Pull each line holding "PhilRice" out of the entries below.

*** Opening of Data under study ***

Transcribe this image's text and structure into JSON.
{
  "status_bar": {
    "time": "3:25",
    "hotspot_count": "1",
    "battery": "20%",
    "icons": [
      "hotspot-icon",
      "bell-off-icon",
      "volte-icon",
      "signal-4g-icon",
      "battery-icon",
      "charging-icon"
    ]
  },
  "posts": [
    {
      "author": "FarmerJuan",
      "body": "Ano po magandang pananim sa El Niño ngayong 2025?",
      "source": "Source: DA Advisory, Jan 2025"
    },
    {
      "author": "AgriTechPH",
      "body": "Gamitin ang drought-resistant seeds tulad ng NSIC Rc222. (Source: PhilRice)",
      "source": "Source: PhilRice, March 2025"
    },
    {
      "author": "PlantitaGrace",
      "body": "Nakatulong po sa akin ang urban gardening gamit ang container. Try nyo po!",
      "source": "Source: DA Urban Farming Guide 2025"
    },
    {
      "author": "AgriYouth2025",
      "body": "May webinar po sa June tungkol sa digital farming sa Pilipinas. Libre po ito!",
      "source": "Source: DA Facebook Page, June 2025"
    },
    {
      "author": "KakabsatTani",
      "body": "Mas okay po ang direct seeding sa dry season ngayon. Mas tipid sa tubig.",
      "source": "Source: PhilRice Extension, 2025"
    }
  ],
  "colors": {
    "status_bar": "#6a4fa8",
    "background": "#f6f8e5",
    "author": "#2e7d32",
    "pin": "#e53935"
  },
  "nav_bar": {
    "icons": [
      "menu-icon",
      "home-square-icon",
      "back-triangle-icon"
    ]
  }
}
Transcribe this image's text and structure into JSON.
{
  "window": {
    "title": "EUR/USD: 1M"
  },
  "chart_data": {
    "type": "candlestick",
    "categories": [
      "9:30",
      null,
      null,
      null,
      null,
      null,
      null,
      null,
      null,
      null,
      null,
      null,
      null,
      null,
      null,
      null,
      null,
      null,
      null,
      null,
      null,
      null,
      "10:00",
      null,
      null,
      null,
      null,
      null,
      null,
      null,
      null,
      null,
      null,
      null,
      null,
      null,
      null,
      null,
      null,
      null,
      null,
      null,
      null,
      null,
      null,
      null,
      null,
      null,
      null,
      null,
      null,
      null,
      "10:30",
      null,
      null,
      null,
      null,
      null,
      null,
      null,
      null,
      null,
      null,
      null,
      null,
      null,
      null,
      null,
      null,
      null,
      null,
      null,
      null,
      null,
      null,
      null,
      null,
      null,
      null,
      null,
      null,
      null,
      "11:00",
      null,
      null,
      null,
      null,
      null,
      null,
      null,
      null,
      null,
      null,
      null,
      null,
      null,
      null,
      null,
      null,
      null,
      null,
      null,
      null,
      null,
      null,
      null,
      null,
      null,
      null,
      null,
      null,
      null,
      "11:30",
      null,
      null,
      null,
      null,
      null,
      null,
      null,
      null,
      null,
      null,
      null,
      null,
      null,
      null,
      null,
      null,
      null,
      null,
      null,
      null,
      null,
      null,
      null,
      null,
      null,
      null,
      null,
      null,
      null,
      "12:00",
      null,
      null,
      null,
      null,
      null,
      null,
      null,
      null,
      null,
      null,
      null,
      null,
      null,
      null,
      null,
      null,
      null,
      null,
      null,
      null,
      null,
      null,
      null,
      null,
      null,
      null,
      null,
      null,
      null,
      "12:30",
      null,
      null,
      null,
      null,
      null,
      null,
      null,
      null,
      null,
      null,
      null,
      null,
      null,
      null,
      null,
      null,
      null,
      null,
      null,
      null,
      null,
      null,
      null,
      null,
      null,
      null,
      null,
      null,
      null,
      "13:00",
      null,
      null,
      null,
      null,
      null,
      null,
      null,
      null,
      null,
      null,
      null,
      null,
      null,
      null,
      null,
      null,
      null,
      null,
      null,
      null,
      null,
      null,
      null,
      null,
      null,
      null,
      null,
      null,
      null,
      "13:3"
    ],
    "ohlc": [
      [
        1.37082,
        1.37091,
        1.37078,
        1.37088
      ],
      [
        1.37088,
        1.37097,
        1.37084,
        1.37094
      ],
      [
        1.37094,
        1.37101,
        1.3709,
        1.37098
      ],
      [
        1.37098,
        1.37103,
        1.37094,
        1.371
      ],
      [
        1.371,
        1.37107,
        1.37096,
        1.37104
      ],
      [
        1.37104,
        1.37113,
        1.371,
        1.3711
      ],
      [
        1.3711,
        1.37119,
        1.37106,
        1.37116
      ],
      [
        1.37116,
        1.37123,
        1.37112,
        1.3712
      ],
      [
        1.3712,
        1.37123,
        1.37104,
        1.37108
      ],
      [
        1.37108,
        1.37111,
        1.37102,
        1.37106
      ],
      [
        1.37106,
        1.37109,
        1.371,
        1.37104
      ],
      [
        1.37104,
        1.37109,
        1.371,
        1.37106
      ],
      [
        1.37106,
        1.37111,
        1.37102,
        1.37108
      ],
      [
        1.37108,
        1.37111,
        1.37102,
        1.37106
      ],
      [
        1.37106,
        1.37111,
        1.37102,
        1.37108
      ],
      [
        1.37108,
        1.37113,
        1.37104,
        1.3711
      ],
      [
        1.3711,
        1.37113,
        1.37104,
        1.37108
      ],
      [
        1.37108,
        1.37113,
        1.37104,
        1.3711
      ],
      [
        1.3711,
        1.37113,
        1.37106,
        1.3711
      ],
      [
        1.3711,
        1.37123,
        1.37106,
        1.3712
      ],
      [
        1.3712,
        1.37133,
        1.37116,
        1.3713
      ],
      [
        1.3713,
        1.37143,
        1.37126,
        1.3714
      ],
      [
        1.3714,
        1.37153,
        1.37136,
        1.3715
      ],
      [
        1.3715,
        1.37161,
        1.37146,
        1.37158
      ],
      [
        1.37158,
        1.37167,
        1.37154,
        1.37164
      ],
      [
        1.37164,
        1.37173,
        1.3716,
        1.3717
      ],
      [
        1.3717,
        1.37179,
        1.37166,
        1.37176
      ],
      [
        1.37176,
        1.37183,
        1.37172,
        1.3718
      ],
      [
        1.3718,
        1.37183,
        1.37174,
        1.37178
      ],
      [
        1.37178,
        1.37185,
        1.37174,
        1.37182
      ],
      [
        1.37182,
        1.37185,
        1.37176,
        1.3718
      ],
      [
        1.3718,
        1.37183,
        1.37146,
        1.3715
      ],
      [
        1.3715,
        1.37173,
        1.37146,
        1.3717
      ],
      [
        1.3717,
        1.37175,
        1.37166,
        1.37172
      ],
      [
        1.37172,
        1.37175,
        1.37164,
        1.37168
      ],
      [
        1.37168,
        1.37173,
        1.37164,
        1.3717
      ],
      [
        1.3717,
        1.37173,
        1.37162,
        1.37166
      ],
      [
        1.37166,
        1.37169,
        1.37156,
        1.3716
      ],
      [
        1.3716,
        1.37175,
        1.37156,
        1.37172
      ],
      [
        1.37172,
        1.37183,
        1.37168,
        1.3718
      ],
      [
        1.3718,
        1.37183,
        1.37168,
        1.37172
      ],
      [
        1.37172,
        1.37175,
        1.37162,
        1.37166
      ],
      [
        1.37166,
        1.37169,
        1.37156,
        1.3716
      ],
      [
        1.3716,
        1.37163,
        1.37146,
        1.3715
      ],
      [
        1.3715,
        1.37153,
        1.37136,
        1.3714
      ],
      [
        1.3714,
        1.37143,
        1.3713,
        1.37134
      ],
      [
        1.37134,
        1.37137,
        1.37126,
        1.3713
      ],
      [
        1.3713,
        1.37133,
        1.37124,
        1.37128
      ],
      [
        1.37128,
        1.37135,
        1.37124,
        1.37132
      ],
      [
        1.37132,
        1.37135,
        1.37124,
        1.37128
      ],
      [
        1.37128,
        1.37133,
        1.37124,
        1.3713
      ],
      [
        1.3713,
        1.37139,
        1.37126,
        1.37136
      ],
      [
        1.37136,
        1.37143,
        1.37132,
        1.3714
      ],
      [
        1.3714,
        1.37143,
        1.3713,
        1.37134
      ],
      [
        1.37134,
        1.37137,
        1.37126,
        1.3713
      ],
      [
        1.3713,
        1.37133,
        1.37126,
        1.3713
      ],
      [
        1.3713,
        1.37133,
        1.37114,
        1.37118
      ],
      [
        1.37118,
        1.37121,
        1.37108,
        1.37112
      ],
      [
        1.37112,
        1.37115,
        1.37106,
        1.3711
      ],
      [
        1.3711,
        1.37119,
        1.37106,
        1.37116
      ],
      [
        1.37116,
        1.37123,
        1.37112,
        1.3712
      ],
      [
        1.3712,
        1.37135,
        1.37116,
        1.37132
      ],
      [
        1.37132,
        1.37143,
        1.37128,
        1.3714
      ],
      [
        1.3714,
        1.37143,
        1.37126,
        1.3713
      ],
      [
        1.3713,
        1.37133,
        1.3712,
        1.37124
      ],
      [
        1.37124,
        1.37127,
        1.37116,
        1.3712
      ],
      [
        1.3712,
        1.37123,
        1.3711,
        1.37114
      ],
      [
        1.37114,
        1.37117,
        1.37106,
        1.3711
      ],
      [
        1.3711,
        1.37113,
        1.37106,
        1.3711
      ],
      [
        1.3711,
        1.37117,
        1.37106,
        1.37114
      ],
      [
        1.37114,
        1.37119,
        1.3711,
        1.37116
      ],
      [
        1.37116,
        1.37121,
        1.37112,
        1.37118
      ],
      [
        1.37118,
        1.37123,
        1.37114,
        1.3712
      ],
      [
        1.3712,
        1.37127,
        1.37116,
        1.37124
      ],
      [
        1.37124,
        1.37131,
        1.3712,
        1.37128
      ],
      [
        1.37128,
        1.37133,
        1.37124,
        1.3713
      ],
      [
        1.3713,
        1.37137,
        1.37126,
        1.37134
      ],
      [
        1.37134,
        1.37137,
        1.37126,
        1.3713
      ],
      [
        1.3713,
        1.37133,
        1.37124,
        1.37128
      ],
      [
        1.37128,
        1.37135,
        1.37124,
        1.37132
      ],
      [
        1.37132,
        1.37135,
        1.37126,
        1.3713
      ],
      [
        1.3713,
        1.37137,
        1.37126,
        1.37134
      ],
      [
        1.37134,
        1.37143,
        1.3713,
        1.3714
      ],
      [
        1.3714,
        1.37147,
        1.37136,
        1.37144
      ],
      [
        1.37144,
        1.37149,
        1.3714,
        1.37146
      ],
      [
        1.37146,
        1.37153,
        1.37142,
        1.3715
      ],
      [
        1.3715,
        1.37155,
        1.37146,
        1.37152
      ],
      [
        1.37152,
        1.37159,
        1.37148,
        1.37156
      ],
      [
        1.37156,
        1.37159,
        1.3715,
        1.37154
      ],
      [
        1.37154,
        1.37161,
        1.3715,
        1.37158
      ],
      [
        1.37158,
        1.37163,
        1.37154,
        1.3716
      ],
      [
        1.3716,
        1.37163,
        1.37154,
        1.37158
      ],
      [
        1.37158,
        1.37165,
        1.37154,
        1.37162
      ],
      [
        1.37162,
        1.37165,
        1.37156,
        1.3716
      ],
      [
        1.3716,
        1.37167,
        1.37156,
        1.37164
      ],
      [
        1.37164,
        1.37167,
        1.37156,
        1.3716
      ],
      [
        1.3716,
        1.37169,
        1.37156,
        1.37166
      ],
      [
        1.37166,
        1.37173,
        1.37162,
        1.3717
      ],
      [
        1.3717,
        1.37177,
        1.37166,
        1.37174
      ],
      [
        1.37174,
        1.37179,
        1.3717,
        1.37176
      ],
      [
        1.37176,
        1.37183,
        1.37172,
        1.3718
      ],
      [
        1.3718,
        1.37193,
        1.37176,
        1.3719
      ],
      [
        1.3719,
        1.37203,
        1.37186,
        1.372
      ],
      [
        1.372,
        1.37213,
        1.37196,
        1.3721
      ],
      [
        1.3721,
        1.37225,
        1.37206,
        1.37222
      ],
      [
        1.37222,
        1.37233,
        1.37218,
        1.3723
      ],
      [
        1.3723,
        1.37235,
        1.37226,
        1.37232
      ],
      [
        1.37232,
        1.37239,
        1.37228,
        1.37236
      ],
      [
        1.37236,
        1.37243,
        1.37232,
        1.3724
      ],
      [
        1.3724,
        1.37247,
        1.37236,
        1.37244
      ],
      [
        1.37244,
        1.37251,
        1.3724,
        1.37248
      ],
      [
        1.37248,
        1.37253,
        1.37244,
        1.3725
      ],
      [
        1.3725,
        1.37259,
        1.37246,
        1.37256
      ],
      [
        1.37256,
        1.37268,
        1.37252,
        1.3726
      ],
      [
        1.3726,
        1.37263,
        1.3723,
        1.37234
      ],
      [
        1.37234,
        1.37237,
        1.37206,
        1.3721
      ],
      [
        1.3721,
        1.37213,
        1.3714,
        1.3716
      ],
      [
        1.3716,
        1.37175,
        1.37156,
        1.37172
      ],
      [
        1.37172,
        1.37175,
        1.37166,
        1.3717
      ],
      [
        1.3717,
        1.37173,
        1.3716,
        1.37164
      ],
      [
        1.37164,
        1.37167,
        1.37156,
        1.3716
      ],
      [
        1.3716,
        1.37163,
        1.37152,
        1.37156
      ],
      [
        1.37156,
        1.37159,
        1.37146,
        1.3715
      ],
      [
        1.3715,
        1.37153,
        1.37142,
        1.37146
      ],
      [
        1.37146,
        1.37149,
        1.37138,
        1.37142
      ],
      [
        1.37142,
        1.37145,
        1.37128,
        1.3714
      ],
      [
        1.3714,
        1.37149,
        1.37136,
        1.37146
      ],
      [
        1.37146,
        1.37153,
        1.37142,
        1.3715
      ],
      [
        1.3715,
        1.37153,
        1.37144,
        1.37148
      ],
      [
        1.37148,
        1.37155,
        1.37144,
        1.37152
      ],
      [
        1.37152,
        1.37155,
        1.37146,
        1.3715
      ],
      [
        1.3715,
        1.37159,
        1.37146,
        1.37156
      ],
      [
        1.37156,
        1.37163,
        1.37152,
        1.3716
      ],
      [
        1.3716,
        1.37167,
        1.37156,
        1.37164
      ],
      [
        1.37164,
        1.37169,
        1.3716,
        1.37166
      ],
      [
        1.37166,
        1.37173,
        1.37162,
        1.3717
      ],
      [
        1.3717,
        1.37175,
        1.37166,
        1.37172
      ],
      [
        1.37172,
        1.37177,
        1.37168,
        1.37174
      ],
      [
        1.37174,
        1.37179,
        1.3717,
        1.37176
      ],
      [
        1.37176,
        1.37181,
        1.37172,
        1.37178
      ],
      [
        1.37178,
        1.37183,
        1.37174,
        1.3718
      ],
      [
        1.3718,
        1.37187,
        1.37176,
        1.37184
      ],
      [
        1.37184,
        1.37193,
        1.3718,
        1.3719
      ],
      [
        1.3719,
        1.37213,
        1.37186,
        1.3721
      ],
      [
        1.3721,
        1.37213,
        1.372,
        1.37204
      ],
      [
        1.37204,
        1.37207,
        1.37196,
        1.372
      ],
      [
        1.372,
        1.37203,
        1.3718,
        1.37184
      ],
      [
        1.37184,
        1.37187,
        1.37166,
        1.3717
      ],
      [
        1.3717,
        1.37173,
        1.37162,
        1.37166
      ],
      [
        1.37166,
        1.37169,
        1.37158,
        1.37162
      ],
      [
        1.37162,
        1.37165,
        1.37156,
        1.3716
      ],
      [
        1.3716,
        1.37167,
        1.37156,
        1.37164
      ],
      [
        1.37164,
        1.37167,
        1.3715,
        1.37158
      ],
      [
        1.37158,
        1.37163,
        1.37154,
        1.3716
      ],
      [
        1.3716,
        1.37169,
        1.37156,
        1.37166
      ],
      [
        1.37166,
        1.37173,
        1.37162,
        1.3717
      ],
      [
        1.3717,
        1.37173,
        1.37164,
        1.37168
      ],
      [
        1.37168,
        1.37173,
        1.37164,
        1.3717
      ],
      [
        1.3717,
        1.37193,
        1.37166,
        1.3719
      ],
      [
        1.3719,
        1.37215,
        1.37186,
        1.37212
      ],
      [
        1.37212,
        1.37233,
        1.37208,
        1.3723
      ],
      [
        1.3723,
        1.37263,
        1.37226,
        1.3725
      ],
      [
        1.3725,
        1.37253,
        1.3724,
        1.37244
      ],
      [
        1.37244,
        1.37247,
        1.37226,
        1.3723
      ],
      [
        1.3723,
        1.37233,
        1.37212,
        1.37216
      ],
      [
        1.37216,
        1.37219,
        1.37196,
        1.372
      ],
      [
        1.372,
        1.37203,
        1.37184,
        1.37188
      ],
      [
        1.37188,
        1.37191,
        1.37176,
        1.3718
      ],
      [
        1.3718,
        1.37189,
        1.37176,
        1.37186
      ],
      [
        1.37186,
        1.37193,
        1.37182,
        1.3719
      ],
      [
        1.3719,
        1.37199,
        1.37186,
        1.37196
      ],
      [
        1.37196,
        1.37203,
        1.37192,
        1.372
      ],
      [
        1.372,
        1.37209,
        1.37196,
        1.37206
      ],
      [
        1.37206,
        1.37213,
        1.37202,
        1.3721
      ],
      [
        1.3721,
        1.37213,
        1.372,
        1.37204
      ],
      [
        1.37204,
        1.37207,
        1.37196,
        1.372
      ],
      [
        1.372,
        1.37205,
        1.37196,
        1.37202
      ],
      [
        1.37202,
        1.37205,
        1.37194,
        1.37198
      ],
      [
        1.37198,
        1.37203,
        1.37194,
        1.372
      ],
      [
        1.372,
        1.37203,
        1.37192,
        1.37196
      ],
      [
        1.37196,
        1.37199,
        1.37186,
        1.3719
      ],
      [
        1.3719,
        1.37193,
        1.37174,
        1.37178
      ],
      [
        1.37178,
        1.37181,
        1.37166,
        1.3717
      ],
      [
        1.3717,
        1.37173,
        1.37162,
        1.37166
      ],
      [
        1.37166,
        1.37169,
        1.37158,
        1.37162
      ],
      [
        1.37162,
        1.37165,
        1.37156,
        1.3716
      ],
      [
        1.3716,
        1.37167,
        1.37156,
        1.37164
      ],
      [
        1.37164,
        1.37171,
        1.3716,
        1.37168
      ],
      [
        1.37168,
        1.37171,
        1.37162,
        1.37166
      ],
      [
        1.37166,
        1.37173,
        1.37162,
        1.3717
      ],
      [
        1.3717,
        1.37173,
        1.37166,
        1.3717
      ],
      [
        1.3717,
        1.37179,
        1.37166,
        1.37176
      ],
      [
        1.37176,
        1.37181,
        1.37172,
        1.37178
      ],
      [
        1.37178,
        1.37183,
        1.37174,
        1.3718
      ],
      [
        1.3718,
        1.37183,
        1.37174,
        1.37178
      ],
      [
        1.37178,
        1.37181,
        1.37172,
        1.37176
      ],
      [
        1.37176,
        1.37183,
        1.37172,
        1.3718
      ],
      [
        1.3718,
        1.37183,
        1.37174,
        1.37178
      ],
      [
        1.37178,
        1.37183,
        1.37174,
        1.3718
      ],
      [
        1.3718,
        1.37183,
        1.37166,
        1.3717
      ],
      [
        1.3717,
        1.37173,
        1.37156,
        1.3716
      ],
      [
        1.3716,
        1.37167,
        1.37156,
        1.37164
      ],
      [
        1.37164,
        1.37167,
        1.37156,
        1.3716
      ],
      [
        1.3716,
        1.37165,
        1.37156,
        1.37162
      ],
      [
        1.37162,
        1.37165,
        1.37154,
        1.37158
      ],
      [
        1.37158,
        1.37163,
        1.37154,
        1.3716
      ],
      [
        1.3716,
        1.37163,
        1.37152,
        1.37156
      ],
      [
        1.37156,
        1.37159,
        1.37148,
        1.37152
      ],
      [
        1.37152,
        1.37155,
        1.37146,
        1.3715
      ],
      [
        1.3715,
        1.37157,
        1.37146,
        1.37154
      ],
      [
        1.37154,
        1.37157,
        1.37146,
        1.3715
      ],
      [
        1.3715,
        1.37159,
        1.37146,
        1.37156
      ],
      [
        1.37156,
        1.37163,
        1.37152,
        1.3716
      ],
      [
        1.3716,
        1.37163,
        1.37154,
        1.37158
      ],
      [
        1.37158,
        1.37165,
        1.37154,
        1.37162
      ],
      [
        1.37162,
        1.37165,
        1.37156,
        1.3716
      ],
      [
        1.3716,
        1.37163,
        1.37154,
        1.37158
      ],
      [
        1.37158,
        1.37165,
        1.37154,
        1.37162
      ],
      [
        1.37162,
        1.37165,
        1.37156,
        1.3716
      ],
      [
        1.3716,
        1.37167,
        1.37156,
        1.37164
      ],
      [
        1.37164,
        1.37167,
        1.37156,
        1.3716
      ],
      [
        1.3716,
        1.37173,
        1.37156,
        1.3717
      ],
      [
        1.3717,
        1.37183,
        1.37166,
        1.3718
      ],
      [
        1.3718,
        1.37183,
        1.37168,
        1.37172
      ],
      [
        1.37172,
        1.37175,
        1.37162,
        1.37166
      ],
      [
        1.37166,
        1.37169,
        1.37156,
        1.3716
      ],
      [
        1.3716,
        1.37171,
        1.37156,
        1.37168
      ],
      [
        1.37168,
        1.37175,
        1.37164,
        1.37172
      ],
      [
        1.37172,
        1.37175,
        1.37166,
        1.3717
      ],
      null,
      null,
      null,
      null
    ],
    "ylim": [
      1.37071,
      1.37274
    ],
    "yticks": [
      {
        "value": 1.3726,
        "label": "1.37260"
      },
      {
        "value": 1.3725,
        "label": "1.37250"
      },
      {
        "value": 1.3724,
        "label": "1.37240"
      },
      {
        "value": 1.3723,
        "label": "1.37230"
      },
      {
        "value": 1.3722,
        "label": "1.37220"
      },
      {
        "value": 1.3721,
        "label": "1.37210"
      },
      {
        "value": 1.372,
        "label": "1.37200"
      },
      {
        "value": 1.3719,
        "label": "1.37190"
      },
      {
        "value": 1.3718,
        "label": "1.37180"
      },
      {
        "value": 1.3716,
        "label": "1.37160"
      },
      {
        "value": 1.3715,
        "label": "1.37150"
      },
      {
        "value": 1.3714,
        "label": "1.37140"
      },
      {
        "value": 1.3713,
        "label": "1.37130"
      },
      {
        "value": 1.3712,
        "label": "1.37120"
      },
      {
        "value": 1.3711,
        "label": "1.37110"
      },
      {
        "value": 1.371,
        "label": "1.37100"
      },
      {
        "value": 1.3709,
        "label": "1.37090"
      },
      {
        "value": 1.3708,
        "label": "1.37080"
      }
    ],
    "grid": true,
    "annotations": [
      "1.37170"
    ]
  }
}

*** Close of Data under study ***

▶ **Result for this task**
      "body": "Gamitin ang drought-resistant seeds tulad ng NSIC Rc222. (Source: PhilRice)",
      "source": "Source: PhilRice, March 2025"
      "source": "Source: PhilRice Extension, 2025"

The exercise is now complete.